Chloroform exposure can cause fairly immediate symptoms such as headache, dizziness, and breathing problems, and is also linked to birth defects, liver and kidney damage, and even cardiovascular problems such as heart attack.
Carbon tetrachloride is a solvent for oils and fats, lacquers and varnishes, rubber waxes, and resins. Imagine, then, what it does to your skin and mucus membranes. Exposure to this chemical is associated with nerve damage, endocrine damage, and serious liver and kidney damage which may result in coma and death. Indeed, while carbon tetrachloride was used in the production of refrigeration fluid and propellants for aerosol cans, as a pesticide, cleaning fluid, and degreasing agent, and in fire extinguishers and spot removers, its harmful effects led to it being banned for most uses. Nowadays, this chemical is only used in some industrial applications, but it can still be formed through the seemingly innocuous action of mixing bleach with wastewater.
To Bleach or Not to Bleach
All in all, it’s worth asking whether bright white sheets are worth the health risks associated with bleach. If your family is especially messy or prone to accidents and stains, consider choosing furnishings and linens that are forgiving in this regard, such as eco-friendly rugs with a tight, small pattern that hides stains. Or, choose naturally stain-resistant products such as organic, untreated wool.
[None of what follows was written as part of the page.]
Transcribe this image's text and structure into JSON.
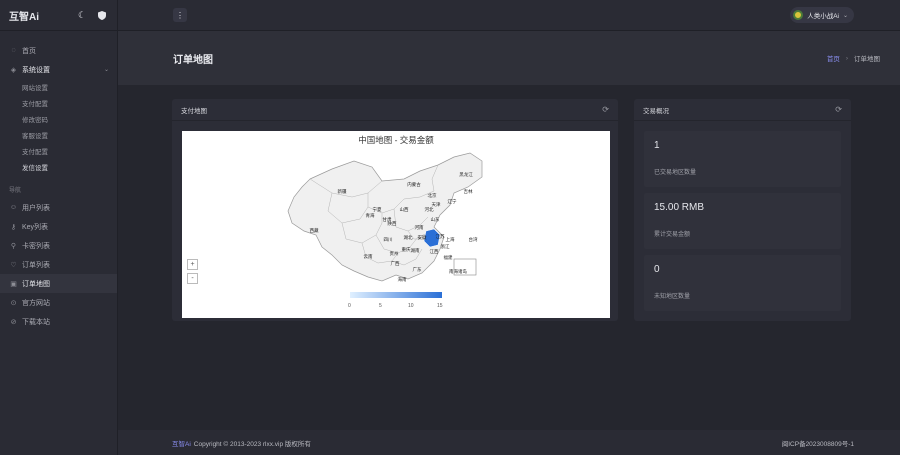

When only “bleaching” will do, use hydrogen peroxide instead (wear gloves as it can cause burns). Or, better yet, hang the offending item on the line to bleach in the sun. As for household cleaning products, consider switching to natural disinfectants and good old-fashioned elbow grease. Be aware, though, that ammonia, baking soda, vinegar, and Borax are ineffective against Staphylococcus aureus; Borax, baking soda, and standard detergents also won’t kill Salmonella or Escherichia coli (vinegar and ammonia can kill both Salmonella and E. coli).
Unlike cleaners/detergents and sanitizers, which remove germs from surfaces so they can be rinsed away or reduce the levels of germs on a surface, respectively, disinfectants destroy or inactivate germs. Disinfectants are regulated by the U.S. Environmental Protection Agency (EPA) and should be used after cleaning visible blood or other bodily fluids that may carry germs.
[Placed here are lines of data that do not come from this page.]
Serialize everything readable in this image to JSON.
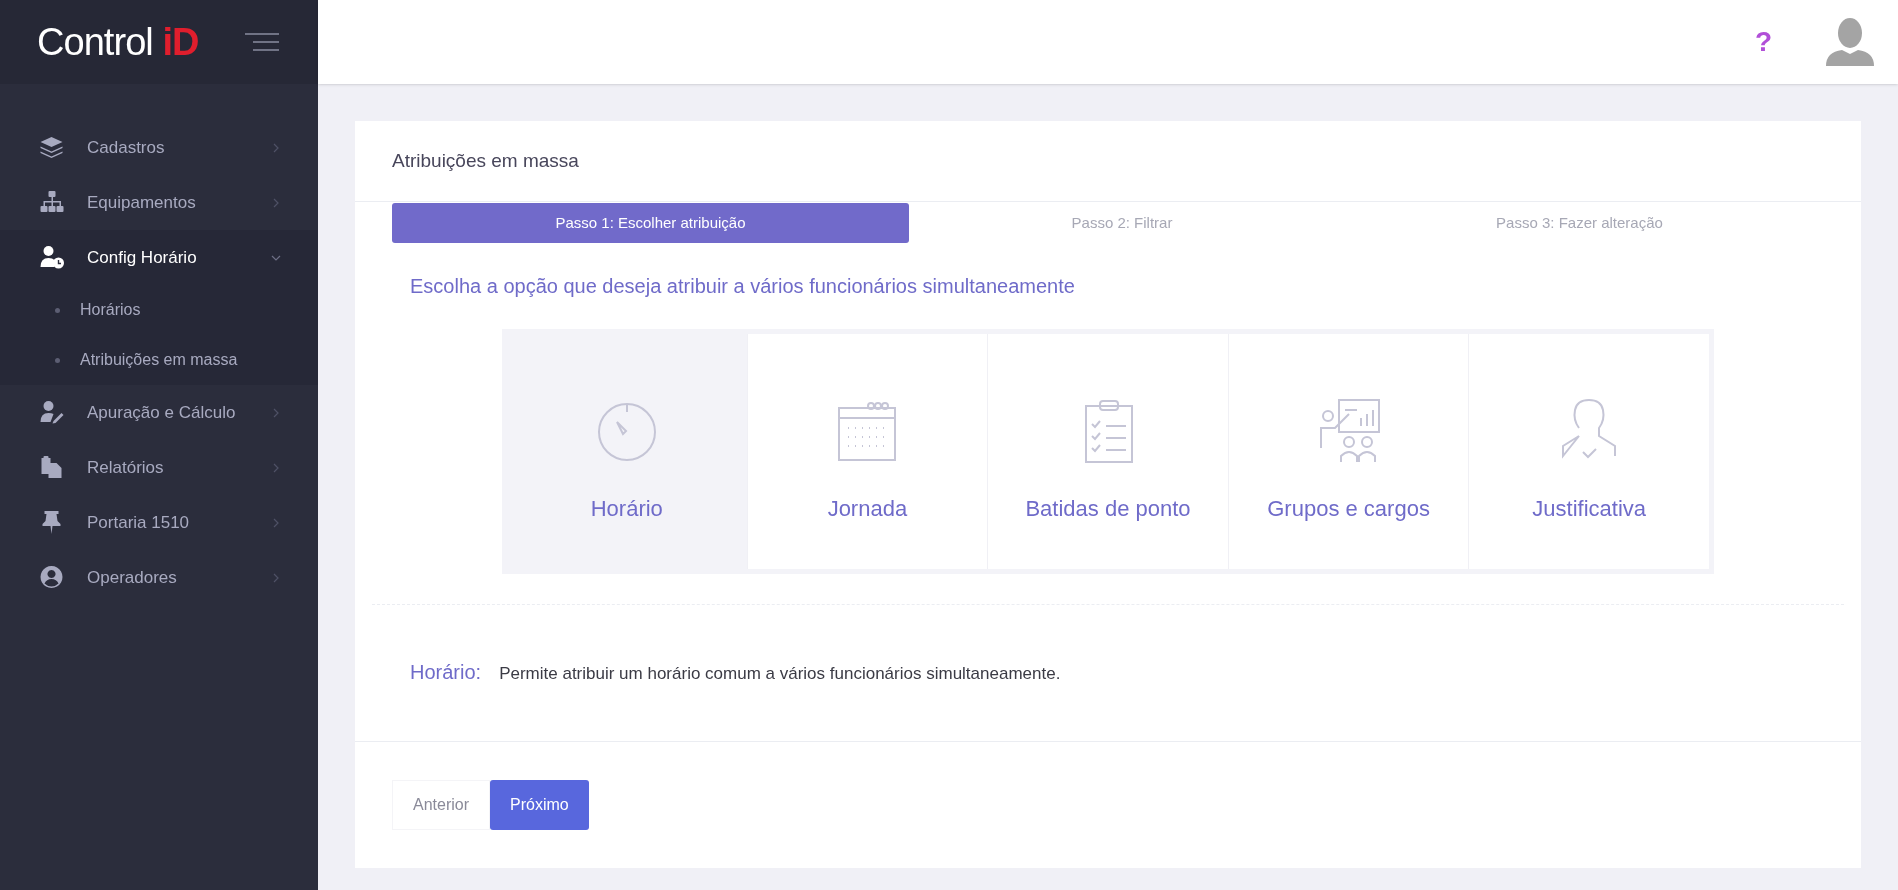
{
  "sidebar": {
    "logo": {
      "text": "Control",
      "accent": "iD"
    },
    "items": [
      {
        "label": "Cadastros",
        "selected": false,
        "expanded": false
      },
      {
        "label": "Equipamentos",
        "selected": false,
        "expanded": false
      },
      {
        "label": "Config Horário",
        "selected": true,
        "expanded": true,
        "children": [
          {
            "label": "Horários",
            "selected": false
          },
          {
            "label": "Atribuições em massa",
            "selected": false
          }
        ]
      },
      {
        "label": "Apuração e Cálculo",
        "selected": false,
        "expanded": false
      },
      {
        "label": "Relatórios",
        "selected": false,
        "expanded": false
      },
      {
        "label": "Portaria 1510",
        "selected": false,
        "expanded": false
      },
      {
        "label": "Operadores",
        "selected": false,
        "expanded": false
      }
    ]
  },
  "header": {
    "help": "?"
  },
  "card": {
    "title": "Atribuições em massa",
    "steps": [
      {
        "label": "Passo 1: Escolher atribuição",
        "selected": true
      },
      {
        "label": "Passo 2: Filtrar",
        "selected": false
      },
      {
        "label": "Passo 3: Fazer alteração",
        "selected": false
      }
    ],
    "prompt": "Escolha a opção que deseja atribuir a vários funcionários simultaneamente",
    "options": [
      {
        "label": "Horário",
        "selected": true
      },
      {
        "label": "Jornada",
        "selected": false
      },
      {
        "label": "Batidas de ponto",
        "selected": false
      },
      {
        "label": "Grupos e cargos",
        "selected": false
      },
      {
        "label": "Justificativa",
        "selected": false
      }
    ],
    "description": {
      "label": "Horário:",
      "text": "Permite atribuir um horário comum a vários funcionários simultaneamente."
    },
    "buttons": [
      {
        "label": "Anterior",
        "kind": "secondary"
      },
      {
        "label": "Próximo",
        "kind": "primary"
      }
    ]
  }
}
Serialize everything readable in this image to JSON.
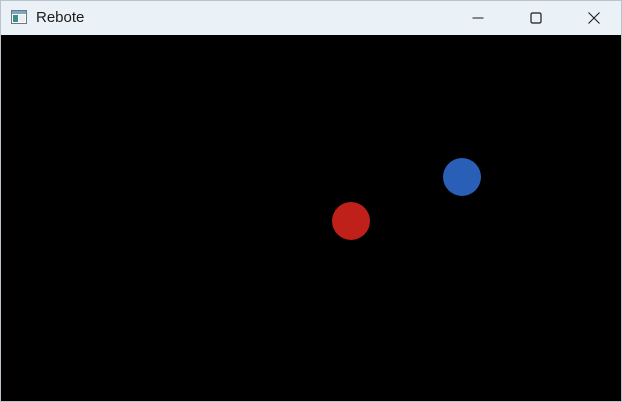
{
  "window": {
    "title": "Rebote",
    "controls": {
      "minimize_icon": "minimize-icon",
      "maximize_icon": "maximize-icon",
      "close_icon": "close-icon"
    }
  },
  "scene": {
    "background_color": "#000000",
    "balls": [
      {
        "name": "red-ball",
        "color": "#c0201a"
      },
      {
        "name": "blue-ball",
        "color": "#2a5fb8"
      }
    ]
  }
}
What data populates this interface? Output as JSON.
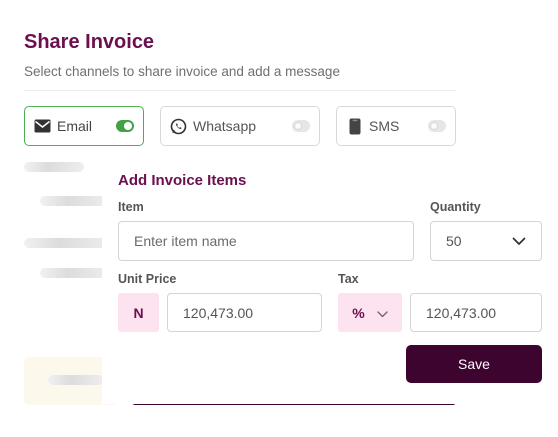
{
  "share": {
    "title": "Share Invoice",
    "subtitle": "Select channels to share invoice and add a message"
  },
  "channels": [
    {
      "label": "Email",
      "icon": "mail-icon",
      "enabled": true
    },
    {
      "label": "Whatsapp",
      "icon": "whatsapp-icon",
      "enabled": false
    },
    {
      "label": "SMS",
      "icon": "phone-icon",
      "enabled": false
    }
  ],
  "add_items": {
    "title": "Add Invoice Items",
    "item_label": "Item",
    "item_placeholder": "Enter item name",
    "quantity_label": "Quantity",
    "quantity_value": "50",
    "unit_price_label": "Unit Price",
    "currency_symbol": "N",
    "unit_price_value": "120,473.00",
    "tax_label": "Tax",
    "tax_type": "%",
    "tax_value": "120,473.00",
    "save_label": "Save"
  },
  "colors": {
    "brand": "#6b0f4f",
    "button": "#3d0430",
    "toggle_on": "#43a047",
    "chip_bg": "#fde2ef"
  }
}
Natural Alternatives to Bleach
Research shows that several essential oils, including thyme and tea tree oil, are highly effective against a range of pathogens, including Staphylococcus, Salmonella, and E. coli. Indeed, some eco-friendly natural disinfectants such as Benefect are now registered with the EPA. As with bleach, natural disinfectants need to be used at a certain concentration. However, these products also tend to need to remain for longer on a surface to destroy germs (15 minutes or more, typically).
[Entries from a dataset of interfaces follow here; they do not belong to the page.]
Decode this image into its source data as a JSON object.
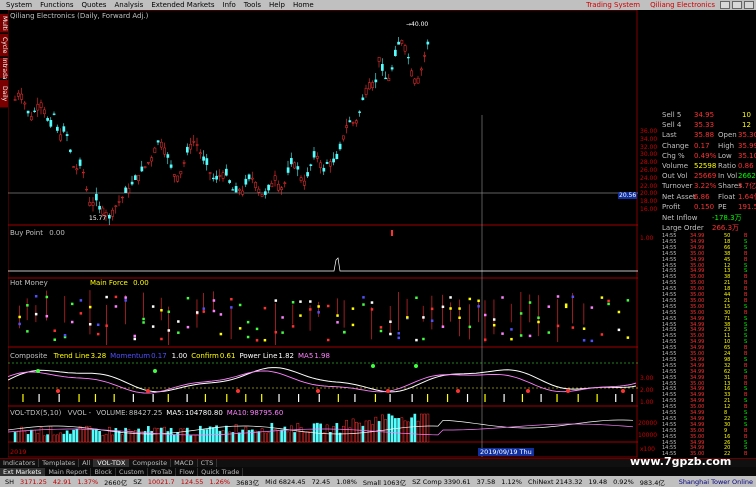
{
  "menu": {
    "items": [
      "System",
      "Functions",
      "Quotes",
      "Analysis",
      "Extended Markets",
      "Info",
      "Tools",
      "Help",
      "Home"
    ],
    "links": [
      "Trading System",
      "Qiliang Electronics"
    ]
  },
  "left_tabs": [
    "Multi",
    "Cycle",
    "Intraday",
    "Daily"
  ],
  "title_label": "Qiliang Electronics (Daily, Forward Adj.)",
  "price_marks": {
    "high": "→40.00",
    "low": "15.77"
  },
  "price_axis": [
    "36.00",
    "34.00",
    "32.00",
    "30.00",
    "28.00",
    "26.00",
    "24.00",
    "22.00",
    "20.00",
    "18.00",
    "16.00"
  ],
  "price_axis_highlight": "20.56",
  "panels": {
    "p1": {
      "title": "Buy Point",
      "value": "0.00",
      "axis": "1.00"
    },
    "p2": {
      "title": "Hot Money",
      "sub": "Main Force",
      "value": "0.00"
    },
    "p3": {
      "title": "Composite",
      "items": [
        {
          "label": "Trend Line",
          "value": "3.28"
        },
        {
          "label": "Momentum",
          "value": "0.17"
        },
        {
          "label": "",
          "value": "1.00"
        },
        {
          "label": "Confirm",
          "value": "0.61"
        },
        {
          "label": "Power Line",
          "value": "1.82"
        },
        {
          "label": "MA5",
          "value": "1.98"
        }
      ],
      "axis": [
        "3.00",
        "2.00",
        "1.00"
      ]
    },
    "p4": {
      "title": "VOL-TDX(5,10)",
      "items": [
        {
          "label": "VVOL -",
          "value": ""
        },
        {
          "label": "VOLUME:",
          "value": "88427.25"
        },
        {
          "label": "MA5:",
          "value": "104780.80"
        },
        {
          "label": "MA10:",
          "value": "98795.60"
        }
      ],
      "axis": [
        "20000",
        "10000"
      ],
      "unit": "x100"
    }
  },
  "date_label": "2019/09/19 Thu",
  "x_axis_year": "2019",
  "quote": {
    "rows": [
      {
        "k": "Sell 5",
        "v": "34.95",
        "n": "10"
      },
      {
        "k": "Sell 4",
        "v": "35.33",
        "n": "12"
      },
      {
        "k": "Last",
        "v": "35.88",
        "k2": "Open",
        "v2": "35.30"
      },
      {
        "k": "Change",
        "v": "0.17",
        "k2": "High",
        "v2": "35.99"
      },
      {
        "k": "Chg %",
        "v": "0.49%",
        "k2": "Low",
        "v2": "35.10"
      },
      {
        "k": "Volume",
        "v": "52598",
        "k2": "Ratio",
        "v2": "0.86"
      },
      {
        "k": "Out Vol",
        "v": "25669",
        "k2": "In Vol",
        "v2": "26621"
      },
      {
        "k": "Turnover",
        "v": "3.22%",
        "k2": "Shares",
        "v2": "3.7亿"
      },
      {
        "k": "Net Asset",
        "v": "6.86",
        "k2": "Float",
        "v2": "1.64亿"
      },
      {
        "k": "Profit",
        "v": "0.150",
        "k2": "PE",
        "v2": "191.5"
      }
    ],
    "net_in": {
      "k": "Net Inflow",
      "v": "-178.3万"
    },
    "big_in": {
      "k": "Large Order",
      "v": "266.3万"
    },
    "ticks": [
      [
        "14:55",
        "34.99",
        "50",
        "B"
      ],
      [
        "14:55",
        "34.99",
        "18",
        "S"
      ],
      [
        "14:55",
        "34.99",
        "66",
        "S"
      ],
      [
        "14:55",
        "35.00",
        "38",
        "B"
      ],
      [
        "14:55",
        "34.99",
        "45",
        "B"
      ],
      [
        "14:55",
        "35.00",
        "12",
        "S"
      ],
      [
        "14:55",
        "34.99",
        "13",
        "S"
      ],
      [
        "14:55",
        "35.00",
        "38",
        "B"
      ],
      [
        "14:55",
        "35.00",
        "21",
        "B"
      ],
      [
        "14:55",
        "35.00",
        "18",
        "B"
      ],
      [
        "14:55",
        "35.00",
        "44",
        "B"
      ],
      [
        "14:55",
        "35.00",
        "21",
        "B"
      ],
      [
        "14:55",
        "35.00",
        "15",
        "S"
      ],
      [
        "14:55",
        "35.00",
        "30",
        "B"
      ],
      [
        "14:55",
        "34.99",
        "71",
        "S"
      ],
      [
        "14:55",
        "34.99",
        "38",
        "S"
      ],
      [
        "14:55",
        "34.99",
        "23",
        "S"
      ],
      [
        "14:55",
        "35.00",
        "11",
        "S"
      ],
      [
        "14:55",
        "34.99",
        "10",
        "S"
      ],
      [
        "14:55",
        "34.99",
        "65",
        "B"
      ],
      [
        "14:55",
        "35.00",
        "24",
        "B"
      ],
      [
        "14:55",
        "34.99",
        "98",
        "S"
      ],
      [
        "14:55",
        "34.99",
        "32",
        "B"
      ],
      [
        "14:55",
        "34.99",
        "62",
        "S"
      ],
      [
        "14:55",
        "34.99",
        "31",
        "B"
      ],
      [
        "14:55",
        "35.00",
        "13",
        "B"
      ],
      [
        "14:55",
        "34.99",
        "16",
        "S"
      ],
      [
        "14:55",
        "34.99",
        "33",
        "B"
      ],
      [
        "14:55",
        "34.99",
        "21",
        "S"
      ],
      [
        "14:55",
        "35.00",
        "12",
        "B"
      ],
      [
        "14:55",
        "34.99",
        "8",
        "S"
      ],
      [
        "14:55",
        "34.99",
        "22",
        "S"
      ],
      [
        "14:55",
        "34.99",
        "30",
        "S"
      ],
      [
        "14:55",
        "35.00",
        "9",
        "B"
      ],
      [
        "14:55",
        "35.00",
        "16",
        "B"
      ],
      [
        "14:55",
        "34.99",
        "26",
        "S"
      ],
      [
        "14:55",
        "34.99",
        "20",
        "S"
      ],
      [
        "14:55",
        "35.00",
        "22",
        "B"
      ]
    ]
  },
  "tabs_row1": [
    "Indicators",
    "Templates",
    "All",
    "VOL-TDX",
    "Composite",
    "MACD",
    "CTS"
  ],
  "tabs_row2": [
    "Ext Markets",
    "Main Report",
    "Block",
    "Custom",
    "ProTab",
    "Flow",
    "Quick Trade"
  ],
  "status": {
    "sh": {
      "label": "SH",
      "value": "3171.25",
      "chg": "42.91",
      "pct": "1.37%",
      "amt": "2660亿"
    },
    "sz": {
      "label": "SZ",
      "value": "10021.7",
      "chg": "124.55",
      "pct": "1.26%",
      "amt": "3683亿"
    },
    "tail": [
      "Mid 6824.45",
      "72.45",
      "1.08%",
      "Small 1063亿",
      "SZ Comp 3390.61",
      "37.58",
      "1.12%",
      "ChiNext 2143.32",
      "19.48",
      "0.92%",
      "983.4亿"
    ],
    "right": "Shanghai Tower Online"
  },
  "watermark": "www.7gpzb.com",
  "chart_data": {
    "type": "candlestick",
    "series_visible": [
      "price",
      "buy_point",
      "hot_money",
      "composite",
      "volume"
    ],
    "price_range": [
      15.5,
      41
    ],
    "extreme_high": 40.0,
    "extreme_low": 15.77
  }
}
In some households, cleaners and sanitizers may be sufficient for most surfaces and textiles. The occasional deep clean with a natural disinfectant can also offer peace of mind. In a household with residents who are immunocompromised, however, bleach may be the preferred cleaner, despite its risks to health and the environment, because it is so effective at eradicating germs.
Where possible, keep the use of bleach to a minimum and take appropriate safety precautions. Wear protective gloves and a mask, wipe down surfaces after bleaching, ensure good ventilation, and keep vulnerable parties away from areas being cleaned.
If you fear poisoning from bleach or any other cause, call 1-800-222-1222 for poison control help 24 hours a day.